**What you are asked to do:** The required answer is every line of the data containing the word "handle".
◇ ◇ ◇
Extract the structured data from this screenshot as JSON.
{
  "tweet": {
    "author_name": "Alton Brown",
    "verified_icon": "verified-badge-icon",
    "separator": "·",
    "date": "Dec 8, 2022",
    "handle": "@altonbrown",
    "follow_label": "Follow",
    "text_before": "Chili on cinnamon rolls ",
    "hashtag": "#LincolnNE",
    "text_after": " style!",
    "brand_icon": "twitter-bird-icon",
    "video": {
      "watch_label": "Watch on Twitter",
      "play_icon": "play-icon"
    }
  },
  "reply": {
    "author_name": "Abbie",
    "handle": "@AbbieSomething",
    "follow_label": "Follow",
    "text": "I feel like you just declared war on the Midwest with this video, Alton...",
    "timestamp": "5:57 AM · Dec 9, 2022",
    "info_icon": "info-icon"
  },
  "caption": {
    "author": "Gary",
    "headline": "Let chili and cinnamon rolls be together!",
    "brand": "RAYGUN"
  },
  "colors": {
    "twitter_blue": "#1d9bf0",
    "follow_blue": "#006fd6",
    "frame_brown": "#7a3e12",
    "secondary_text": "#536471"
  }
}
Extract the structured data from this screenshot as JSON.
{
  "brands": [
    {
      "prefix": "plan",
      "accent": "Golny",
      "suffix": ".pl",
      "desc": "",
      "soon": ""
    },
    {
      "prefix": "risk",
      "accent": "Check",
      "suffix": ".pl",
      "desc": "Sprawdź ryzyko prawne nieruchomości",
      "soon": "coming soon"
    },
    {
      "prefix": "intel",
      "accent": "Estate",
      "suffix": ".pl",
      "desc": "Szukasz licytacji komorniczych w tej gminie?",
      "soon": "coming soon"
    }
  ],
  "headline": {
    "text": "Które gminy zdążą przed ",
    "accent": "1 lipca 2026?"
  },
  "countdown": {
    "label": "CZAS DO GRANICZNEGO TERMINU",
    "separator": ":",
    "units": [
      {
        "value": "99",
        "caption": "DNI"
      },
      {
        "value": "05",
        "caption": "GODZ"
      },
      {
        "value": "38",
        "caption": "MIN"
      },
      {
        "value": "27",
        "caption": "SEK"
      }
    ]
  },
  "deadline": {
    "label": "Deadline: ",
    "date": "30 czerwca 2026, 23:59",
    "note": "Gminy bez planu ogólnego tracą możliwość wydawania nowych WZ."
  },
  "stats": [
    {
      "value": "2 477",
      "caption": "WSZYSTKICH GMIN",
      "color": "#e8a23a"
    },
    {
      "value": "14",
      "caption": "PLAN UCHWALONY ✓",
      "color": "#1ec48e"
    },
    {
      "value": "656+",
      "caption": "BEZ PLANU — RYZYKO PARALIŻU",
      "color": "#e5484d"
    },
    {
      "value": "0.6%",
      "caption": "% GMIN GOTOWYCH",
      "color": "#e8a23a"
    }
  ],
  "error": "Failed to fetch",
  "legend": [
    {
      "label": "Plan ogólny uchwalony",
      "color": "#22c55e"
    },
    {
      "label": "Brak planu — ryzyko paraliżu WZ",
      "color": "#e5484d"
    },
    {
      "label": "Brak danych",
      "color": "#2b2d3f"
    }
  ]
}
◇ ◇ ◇
**Response to the task:**
    "handle": "@altonbrown",
    "handle": "@AbbieSomething",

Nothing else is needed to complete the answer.